As a sophomore in high school, I went many times to look at catalogues of colleges to which I might apply.
At the time, I could have told you about the grand staircase in the lobby and about the huge Audubon bird book encased in plastic nearby. And I could tell you about the musty aroma of the newspaper room.
What did the library building look like? Uh, maybe I knew it was built with bricks. Other than that, I could tell you nothing. Like most Americans, I didn’t have a clue about how to look at a building, or why I might even want to.
All that changed my sophomore year in college. At an overseas campus program in Britain, I chanced to take some architectural history classes. I learned about some of the architectural eras from the classical to Modern. I visited several of the great cities of Europe and wandered through cathedral after cathedral. While many of my fellow students were bored by cathedrals, I stood in wonder at their size, their artistry and their amazing engineering feats – long before the days of scientific engineering.
I learned to stop and look at buildings – just for the sake of looking. And I never tired of it. To this day, when I plan to venture into a new city, I do research to see what significant buildings there are to see. No wonder, then, that upon my return to Portland one of my first missions was to see buildings in my own environment – really for the first time.
One of the first I looked at was the Multnomah County Central Library – in all of its early 20th Century Georgian Revival beauty. Frankly, I stood still in awe while taking in the brick and limestone façade, its paired pilasters at the corners, its three elegant arched entrances and the symmetrically-spaced large windows at the second floor, the balustrade topping the eaves. This was, to my mind, one of the greatest buildings anywhere in Portland. After admiring it for several decades, I still feel the same way.
The origins of Georgian architecture relate to England in the 18th Century -- the reign of King George III -- when the manufacture of bricks made them a study and cost-effective construction choice. The architecture quickly migrated to the Colonies, despite contempt for King George. Thus Americans often call the style "colonial" rather than Georgian.
The library was an early downtown achievement from the architectural office of A.E. Doyle, whose firms designed about 20 downtown buildings – still more than any other firm in Portland. Besides his work downtown, Doyle designed the English Gothic buildings at the heart of the Reed College campus. Doyle’s own story was equally interesting, as a largely self-taught architect whose career thrived in the Roaring 20s, but was cut short by his death from a kidney disease in 1928.

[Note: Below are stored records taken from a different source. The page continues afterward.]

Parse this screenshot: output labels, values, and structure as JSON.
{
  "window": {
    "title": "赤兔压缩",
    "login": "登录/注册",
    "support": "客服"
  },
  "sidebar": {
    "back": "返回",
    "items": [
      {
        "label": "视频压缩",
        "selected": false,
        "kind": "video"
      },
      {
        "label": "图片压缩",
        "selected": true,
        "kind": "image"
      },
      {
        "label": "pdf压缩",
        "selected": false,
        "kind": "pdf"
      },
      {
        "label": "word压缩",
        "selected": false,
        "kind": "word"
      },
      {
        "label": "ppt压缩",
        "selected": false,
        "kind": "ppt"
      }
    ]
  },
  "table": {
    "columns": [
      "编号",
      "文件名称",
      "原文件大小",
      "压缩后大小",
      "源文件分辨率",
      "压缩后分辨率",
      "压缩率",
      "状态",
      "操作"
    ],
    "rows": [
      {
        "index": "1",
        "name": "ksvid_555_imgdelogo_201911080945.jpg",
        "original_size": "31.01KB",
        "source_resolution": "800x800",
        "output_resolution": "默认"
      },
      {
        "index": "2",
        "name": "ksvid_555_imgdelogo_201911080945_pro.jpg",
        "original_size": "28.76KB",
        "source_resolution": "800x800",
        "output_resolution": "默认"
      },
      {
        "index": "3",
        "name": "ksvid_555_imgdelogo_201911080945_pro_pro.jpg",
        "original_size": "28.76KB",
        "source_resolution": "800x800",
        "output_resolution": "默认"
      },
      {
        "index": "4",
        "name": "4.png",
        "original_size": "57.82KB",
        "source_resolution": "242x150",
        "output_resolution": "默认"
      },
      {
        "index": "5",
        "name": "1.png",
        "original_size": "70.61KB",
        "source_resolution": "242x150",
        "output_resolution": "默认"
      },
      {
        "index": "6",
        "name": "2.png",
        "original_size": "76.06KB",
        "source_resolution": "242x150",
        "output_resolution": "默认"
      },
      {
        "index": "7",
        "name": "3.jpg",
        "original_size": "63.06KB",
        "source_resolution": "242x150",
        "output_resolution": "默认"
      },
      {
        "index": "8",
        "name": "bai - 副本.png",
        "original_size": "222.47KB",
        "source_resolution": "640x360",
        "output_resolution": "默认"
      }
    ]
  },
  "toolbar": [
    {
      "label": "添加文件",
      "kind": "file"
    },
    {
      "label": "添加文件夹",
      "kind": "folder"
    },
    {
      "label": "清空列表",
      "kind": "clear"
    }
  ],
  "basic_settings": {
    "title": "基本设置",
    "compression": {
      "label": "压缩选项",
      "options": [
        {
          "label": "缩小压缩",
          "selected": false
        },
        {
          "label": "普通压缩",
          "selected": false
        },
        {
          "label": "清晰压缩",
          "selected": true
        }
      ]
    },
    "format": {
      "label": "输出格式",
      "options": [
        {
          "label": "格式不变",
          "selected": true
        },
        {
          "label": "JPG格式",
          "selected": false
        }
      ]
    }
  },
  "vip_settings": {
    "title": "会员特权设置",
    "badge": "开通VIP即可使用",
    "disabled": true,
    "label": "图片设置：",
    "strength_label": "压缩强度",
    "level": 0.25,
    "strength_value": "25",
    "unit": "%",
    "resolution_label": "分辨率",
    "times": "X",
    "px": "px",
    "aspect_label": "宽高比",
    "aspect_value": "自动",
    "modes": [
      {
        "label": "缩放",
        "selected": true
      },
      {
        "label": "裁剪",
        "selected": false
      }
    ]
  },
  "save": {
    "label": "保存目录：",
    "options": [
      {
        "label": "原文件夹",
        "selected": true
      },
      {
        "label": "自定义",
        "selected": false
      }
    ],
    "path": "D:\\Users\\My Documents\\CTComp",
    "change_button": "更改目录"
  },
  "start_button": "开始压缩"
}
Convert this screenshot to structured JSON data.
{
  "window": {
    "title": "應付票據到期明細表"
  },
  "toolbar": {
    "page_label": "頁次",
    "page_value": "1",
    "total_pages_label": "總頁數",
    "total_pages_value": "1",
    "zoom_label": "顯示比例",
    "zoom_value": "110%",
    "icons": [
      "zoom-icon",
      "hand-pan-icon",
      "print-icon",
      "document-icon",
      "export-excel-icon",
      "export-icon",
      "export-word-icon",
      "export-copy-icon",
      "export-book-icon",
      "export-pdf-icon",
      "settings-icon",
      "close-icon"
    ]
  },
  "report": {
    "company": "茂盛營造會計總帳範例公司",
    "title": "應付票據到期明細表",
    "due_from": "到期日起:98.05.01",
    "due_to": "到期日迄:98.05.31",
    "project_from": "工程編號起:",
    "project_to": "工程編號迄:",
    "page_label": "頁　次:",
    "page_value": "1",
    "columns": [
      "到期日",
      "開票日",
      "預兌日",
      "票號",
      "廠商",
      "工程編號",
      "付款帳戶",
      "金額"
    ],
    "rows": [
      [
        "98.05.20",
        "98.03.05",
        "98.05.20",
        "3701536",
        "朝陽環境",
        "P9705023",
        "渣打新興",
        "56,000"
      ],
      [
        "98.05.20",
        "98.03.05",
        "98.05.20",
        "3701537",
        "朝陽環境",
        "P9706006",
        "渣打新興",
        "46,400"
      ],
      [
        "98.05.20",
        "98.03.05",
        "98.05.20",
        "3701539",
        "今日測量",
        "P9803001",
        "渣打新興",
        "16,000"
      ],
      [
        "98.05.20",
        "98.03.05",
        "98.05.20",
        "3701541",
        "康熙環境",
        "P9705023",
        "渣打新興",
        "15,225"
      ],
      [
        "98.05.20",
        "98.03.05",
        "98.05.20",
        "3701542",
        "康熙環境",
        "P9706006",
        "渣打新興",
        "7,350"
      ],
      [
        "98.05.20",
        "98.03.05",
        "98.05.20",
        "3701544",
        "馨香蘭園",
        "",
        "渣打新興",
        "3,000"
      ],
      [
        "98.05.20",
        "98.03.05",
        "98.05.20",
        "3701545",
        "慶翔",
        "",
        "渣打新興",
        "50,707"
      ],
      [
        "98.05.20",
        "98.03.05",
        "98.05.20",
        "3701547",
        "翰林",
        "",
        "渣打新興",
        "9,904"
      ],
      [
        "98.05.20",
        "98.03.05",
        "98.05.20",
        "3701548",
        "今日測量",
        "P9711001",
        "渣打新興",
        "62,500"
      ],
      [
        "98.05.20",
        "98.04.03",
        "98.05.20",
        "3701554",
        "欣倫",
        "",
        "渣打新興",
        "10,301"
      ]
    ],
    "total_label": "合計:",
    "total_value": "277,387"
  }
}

The library was built on a tight budget. Doyle kept costs down by eliminating interior hallways and scrimping on additional exterior adornment he had in mind. An interesting and inexpensive adornment was the inscription of the names of many of history’s greatest writers and thinkers on spandrels below the large windows. Regardless of its simplicity, the library’s beauty and excellent proportions shine through.
The library comes to mind these days because changes are afoot for the landscaping within balustrades that adjoin sidewalks on three sides of the building. We shall explore these revisions in this space next week.
An elementary guide to looking at buildings
Meanwhile, if you are not accustomed to stopping and looking at buildings, here are some basic suggestions that might be helpful:
1) What holds the building up? Wood? Stone? Brick? Steel frame? Reinforced concrete? The structure is a determining factor in what happens next.
2) What is the building’s function? Does the design reflect one or more uses within its spaces? What effect do you think the architect was trying to achieve?
3) What is the overall nature of the façade? Is it symmetrical, or non-symmetrical?
4) Look at the placement of the windows. Do they follow a pattern?
5) Look for “decorations.” Are there columns? Brackets at the eaves? Casings atop or around the windows? Balustrades?
6) Is there a historical “style” present? This is particularly useful in looking at “old” buildings. Classical? Georgian? Italianate? Romanesque? Second French Empire? Gothic? Art Deco? This will require a little research on your part to learn about historical styles, but it is easy to find basic examples on the internet.
I hope these basic guidelines will give you a greater appreciation of the human-built environment, and add richness to your lives in the way it has in mine. The next time you go near a building that is important in your life, stop for a moment and LOOK at it. Take it all in. Perhaps for the first time.